= WHAT IS REQUIRED =
Once you have read the records below, report how many lines contain the word "SAMSUNG", and give nothing besides that number.

[Records from a data collection]
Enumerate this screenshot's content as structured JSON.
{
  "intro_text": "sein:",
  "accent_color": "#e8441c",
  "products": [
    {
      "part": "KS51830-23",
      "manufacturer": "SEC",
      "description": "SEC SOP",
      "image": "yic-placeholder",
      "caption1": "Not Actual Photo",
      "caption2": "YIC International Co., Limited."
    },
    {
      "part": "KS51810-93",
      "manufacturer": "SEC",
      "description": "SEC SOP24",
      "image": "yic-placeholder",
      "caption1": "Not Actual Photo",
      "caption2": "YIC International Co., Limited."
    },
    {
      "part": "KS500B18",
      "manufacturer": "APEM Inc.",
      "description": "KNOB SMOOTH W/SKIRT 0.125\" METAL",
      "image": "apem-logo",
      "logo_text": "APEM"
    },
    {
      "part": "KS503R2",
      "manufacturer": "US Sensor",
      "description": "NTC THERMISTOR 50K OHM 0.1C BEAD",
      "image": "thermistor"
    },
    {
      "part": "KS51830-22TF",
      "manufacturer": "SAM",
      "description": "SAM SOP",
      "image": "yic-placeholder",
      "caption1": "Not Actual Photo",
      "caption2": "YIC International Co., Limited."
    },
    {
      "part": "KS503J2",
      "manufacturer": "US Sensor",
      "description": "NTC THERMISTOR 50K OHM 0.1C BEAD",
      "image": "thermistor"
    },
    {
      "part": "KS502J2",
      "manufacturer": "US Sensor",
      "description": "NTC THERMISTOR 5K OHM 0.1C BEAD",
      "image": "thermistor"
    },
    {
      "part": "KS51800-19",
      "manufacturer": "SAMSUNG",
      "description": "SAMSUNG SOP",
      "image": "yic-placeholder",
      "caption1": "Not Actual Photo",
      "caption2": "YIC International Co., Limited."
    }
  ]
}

= ANSWER SECTION =
2